The timed Country Drive continued out of the village, and past the senior citizen’s residence where we stopped and saluted before driving along the scenic Sonora Road beside the beautiful St. Mary’s River. The Country Drive challenged drivers and horses as there were painted lines on the road that looked scary to a horse, bridges to cross, dogs, lawnmowers, cars, and motorbikes to pass, all the other horse and carriage turnouts to see and hear and the usual assortment of biting insects to contend with. We all made it back safely!
The final event was a demanding cones course set in center of the village in the common pasture. The damp uneven ground gave the drivers and horses an extra challenge as they accurately and quickly drove through the twelve cones without knocking the balls from any cone. Each driver was given two chances to drive the cones course and their best score was recorded.
Now it was a time for the horses, ponies and VSEs to rest, have a drink of water, and cool off while the drivers, grooms, passengers, and volunteers took in a lovely lunch at the tea room. Staff at Sherbrooke Village provided a delicious lunch of soup or chowder, homemade rolls, sandwiches on homemade bread, salad and a delicious blueberry buckle for dessert with tea and coffee.
After a relaxing lunch we returned to our horses and again prepared them for driving. Grooms have an important role in this task as the horses must be held safely while they are harnessed and put to the carriage. Everyone returned to the village green for the awards presentation. Spectators gathered along the fences and cheered each turnout as they were presented to the public introducing the horse, the driver and groom, and describing the carriage type. A fine gift of smoked salmon from St. Mary’s Smokehouse was presented to each turnout for participating and prizes for top points in each class were given. The overall winner of the day was declared by adding up the points for each class and a trophy, was presented. The results were: Turnout Inspection 1st place was Max, driven by John MacMillan, with Jeannette MacMillan, as groom; Country Drive and Driving Tests 1st place was Flaxen, driven by Gillian Allan with Abigail Bidwell as groom; and Cones Course 1st place was VSE Spirit, driven by Daryl Green. The Overall winner of the 3rd Sporting Day of Traditional Driving at Sherbrooke Village was the Haflinger Horse, Flaxen, driven by Gillian Allan and groom, Abigail Bidwell from Missouri, USA.

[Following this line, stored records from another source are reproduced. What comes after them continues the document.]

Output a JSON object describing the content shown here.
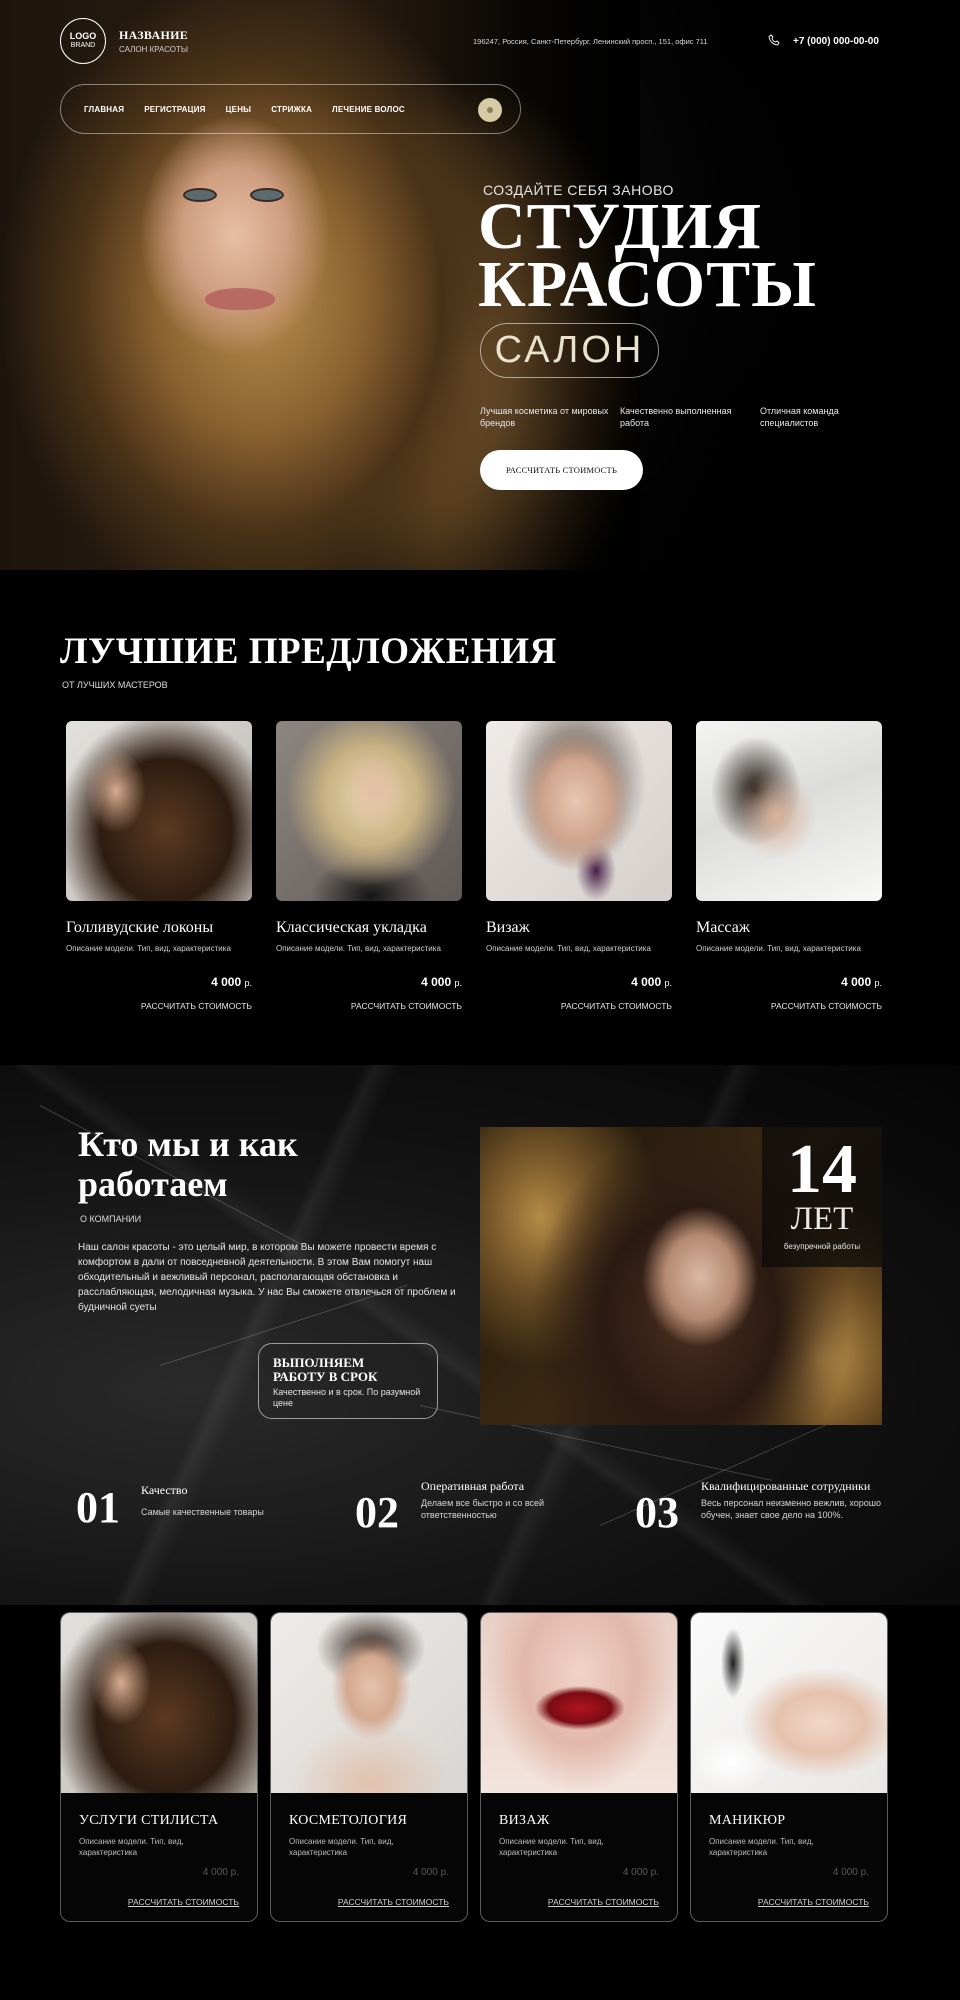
{
  "colors": {
    "background": "#000000",
    "accent_gold": "#d7cba6",
    "text": "#ffffff"
  },
  "header": {
    "logo": {
      "line1": "LOGO",
      "line2": "BRAND"
    },
    "brand_name": "НАЗВАНИЕ",
    "brand_sub": "САЛОН КРАСОТЫ",
    "address": "196247, Россия, Санкт-Петербург, Ленинский просп., 151, офис 711",
    "phone_icon": "phone-icon",
    "phone": "+7 (000) 000-00-00"
  },
  "nav": {
    "items": [
      {
        "label": "ГЛАВНАЯ"
      },
      {
        "label": "РЕГИСТРАЦИЯ"
      },
      {
        "label": "ЦЕНЫ"
      },
      {
        "label": "СТРИЖКА"
      },
      {
        "label": "ЛЕЧЕНИЕ ВОЛОС"
      }
    ]
  },
  "hero": {
    "kicker": "СОЗДАЙТЕ СЕБЯ ЗАНОВО",
    "title_line1": "СТУДИЯ",
    "title_line2": "КРАСОТЫ",
    "pill": "САЛОН",
    "features": [
      {
        "text": "Лучшая косметика от мировых брендов"
      },
      {
        "text": "Качественно выполненная работа"
      },
      {
        "text": "Отличная команда специалистов"
      }
    ],
    "cta": "РАССЧИТАТЬ СТОИМОСТЬ"
  },
  "offers": {
    "title": "ЛУЧШИЕ ПРЕДЛОЖЕНИЯ",
    "subtitle": "ОТ ЛУЧШИХ МАСТЕРОВ",
    "items": [
      {
        "name": "Голливудские локоны",
        "desc": "Описание модели. Тип, вид, характеристика",
        "price": "4 000",
        "currency": "р.",
        "link": "РАССЧИТАТЬ СТОИМОСТЬ"
      },
      {
        "name": "Классическая укладка",
        "desc": "Описание модели. Тип, вид, характеристика",
        "price": "4 000",
        "currency": "р.",
        "link": "РАССЧИТАТЬ СТОИМОСТЬ"
      },
      {
        "name": "Визаж",
        "desc": "Описание модели. Тип, вид, характеристика",
        "price": "4 000",
        "currency": "р.",
        "link": "РАССЧИТАТЬ СТОИМОСТЬ"
      },
      {
        "name": "Массаж",
        "desc": "Описание модели. Тип, вид, характеристика",
        "price": "4 000",
        "currency": "р.",
        "link": "РАССЧИТАТЬ СТОИМОСТЬ"
      }
    ]
  },
  "about": {
    "title_line1": "Кто мы и как",
    "title_line2": "работаем",
    "subtitle": "О КОМПАНИИ",
    "text": "Наш салон красоты - это целый мир, в котором Вы можете провести время с комфортом в дали от повседневной деятельности. В этом Вам помогут наш обходительный и вежливый персонал, располагающая обстановка и расслабляющая, мелодичная музыка. У нас Вы сможете отвлечься от проблем и будничной суеты",
    "box_title_line1": "ВЫПОЛНЯЕМ",
    "box_title_line2": "РАБОТУ В СРОК",
    "box_text": "Качественно и в срок. По разумной цене",
    "years_num": "14",
    "years_word": "ЛЕТ",
    "years_sub": "безупречной работы"
  },
  "stats": [
    {
      "num": "01",
      "title": "Качество",
      "desc": "Самые качественные товары"
    },
    {
      "num": "02",
      "title": "Оперативная работа",
      "desc": "Делаем все быстро и со всей ответственностью"
    },
    {
      "num": "03",
      "title": "Квалифицированные сотрудники",
      "desc": "Весь персонал неизменно вежлив, хорошо обучен, знает свое дело на 100%."
    }
  ],
  "services": [
    {
      "name": "УСЛУГИ СТИЛИСТА",
      "desc": "Описание модели. Тип, вид, характеристика",
      "price": "4 000 р.",
      "link": "РАССЧИТАТЬ СТОИМОСТЬ"
    },
    {
      "name": "КОСМЕТОЛОГИЯ",
      "desc": "Описание модели. Тип, вид, характеристика",
      "price": "4 000 р.",
      "link": "РАССЧИТАТЬ СТОИМОСТЬ"
    },
    {
      "name": "ВИЗАЖ",
      "desc": "Описание модели. Тип, вид, характеристика",
      "price": "4 000 р.",
      "link": "РАССЧИТАТЬ СТОИМОСТЬ"
    },
    {
      "name": "МАНИКЮР",
      "desc": "Описание модели. Тип, вид, характеристика",
      "price": "4 000 р.",
      "link": "РАССЧИТАТЬ СТОИМОСТЬ"
    }
  ]
}
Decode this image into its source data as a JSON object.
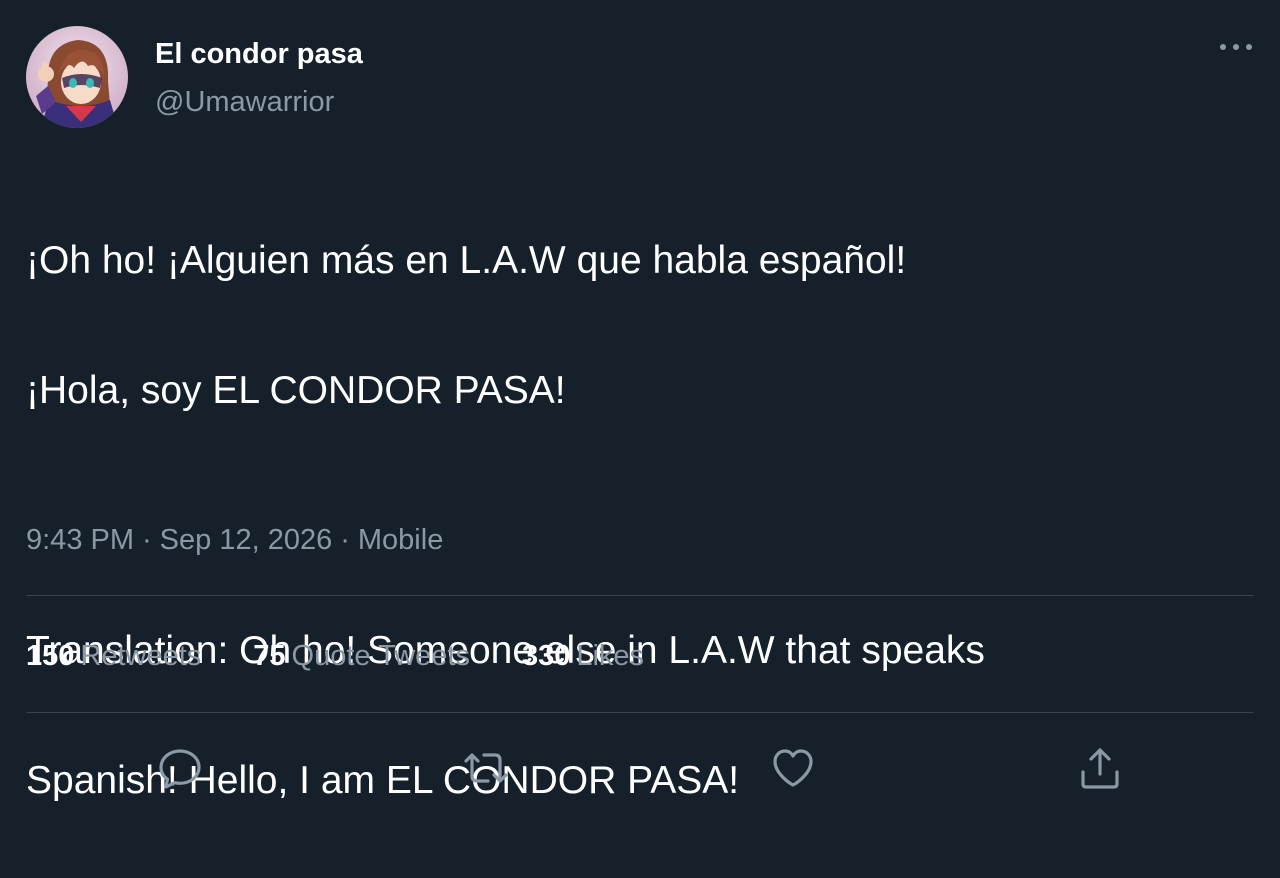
{
  "author": {
    "display_name": "El condor pasa",
    "handle": "@Umawarrior"
  },
  "tweet": {
    "line1": "¡Oh ho! ¡Alguien más en L.A.W que habla español!",
    "line2": "¡Hola, soy EL CONDOR PASA!",
    "translation_line1": "Translation: Oh ho! Someone else in L.A.W that speaks",
    "translation_line2": "Spanish! Hello, I am EL CONDOR PASA!"
  },
  "meta": {
    "time": "9:43 PM",
    "separator": "·",
    "date": "Sep 12, 2026",
    "source": "Mobile"
  },
  "stats": {
    "retweets_count": "150",
    "retweets_label": "Retweets",
    "quotes_count": "75",
    "quotes_label": "Quote Tweets",
    "likes_count": "330",
    "likes_label": "Likes"
  },
  "icons": {
    "more": "more-horizontal-icon",
    "reply": "reply-icon",
    "retweet": "retweet-icon",
    "like": "heart-icon",
    "share": "share-icon"
  },
  "colors": {
    "background": "#15202b",
    "text_primary": "#ffffff",
    "text_secondary": "#8b98a5",
    "divider": "#38444d"
  }
}
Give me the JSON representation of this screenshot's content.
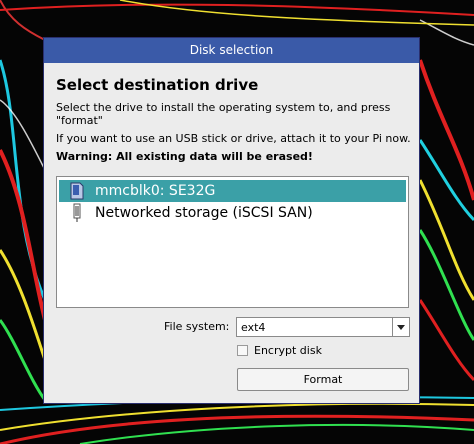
{
  "dialog": {
    "title": "Disk selection",
    "heading": "Select destination drive",
    "instruction": "Select the drive to install the operating system to, and press\n\"format\"",
    "usb_hint": "If you want to use an USB stick or drive, attach it to your Pi now.",
    "warning": "Warning: All existing data will be erased!"
  },
  "drives": [
    {
      "label": "mmcblk0: SE32G",
      "icon": "sd-card-icon",
      "selected": true
    },
    {
      "label": "Networked storage (iSCSI SAN)",
      "icon": "network-storage-icon",
      "selected": false
    }
  ],
  "filesystem": {
    "label": "File system:",
    "value": "ext4"
  },
  "encrypt": {
    "label": "Encrypt disk",
    "checked": false
  },
  "format_button": "Format",
  "colors": {
    "titlebar": "#3a5aa8",
    "selection": "#3ba0a7",
    "dialog_bg": "#ececec"
  }
}
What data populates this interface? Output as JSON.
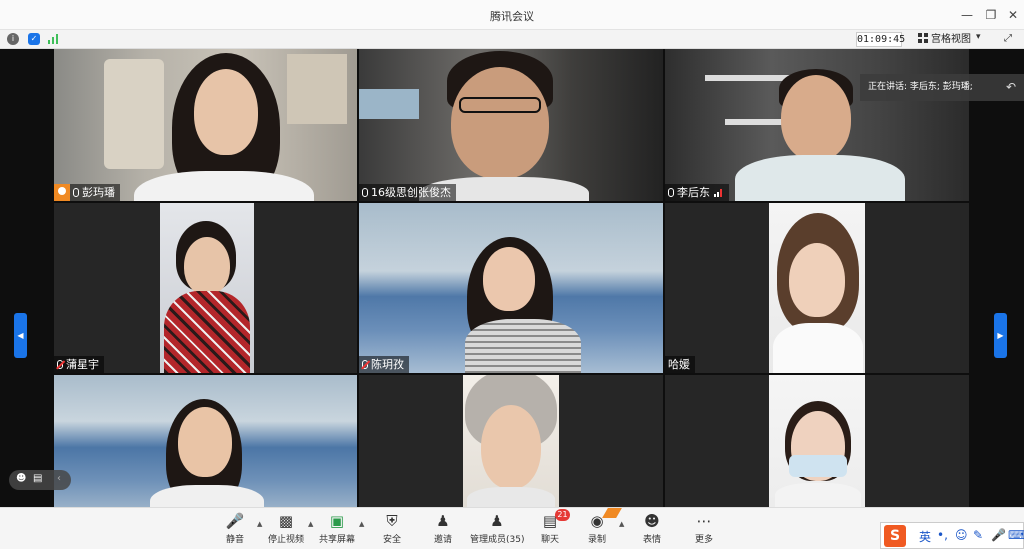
{
  "window": {
    "title": "腾讯会议"
  },
  "infobar": {
    "timer": "01:09:45",
    "view_mode": "宫格视图"
  },
  "speaking": {
    "text": "正在讲话: 李后东; 彭玙璠;"
  },
  "participants": [
    {
      "name": "彭玙璠",
      "host": true
    },
    {
      "name": "16级思创张俊杰"
    },
    {
      "name": "李后东",
      "active": true
    },
    {
      "name": "蒲星宇"
    },
    {
      "name": "陈玥孜"
    },
    {
      "name": "哈媛"
    },
    {
      "name": ""
    },
    {
      "name": ""
    },
    {
      "name": ""
    }
  ],
  "toolbar": {
    "mute": "静音",
    "stop_video": "停止视频",
    "share": "共享屏幕",
    "security": "安全",
    "invite": "邀请",
    "members": "管理成员(35)",
    "chat": "聊天",
    "chat_badge": "21",
    "record": "录制",
    "reactions": "表情",
    "more": "更多"
  },
  "ime": {
    "logo": "S",
    "lang": "英"
  },
  "colors": {
    "accent": "#1a74e8",
    "active_border": "#3fbf5a",
    "host_badge": "#f08a24",
    "badge": "#e53935"
  }
}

Many thanks go to the all the sponsors of this event including: Sherbrooke Village Museum, Sherbrooke Home Hardware and St. Mary’s Smokehouse. Volunteers at this event included Elaine Wescott, Peter Jackson, Angie Jacks, Jamie Benoit, Emma Tenbrinke, Margaret Brown, Janet Phinney and, of course, the staff at the Senior’s Home who marked the times for the country drive.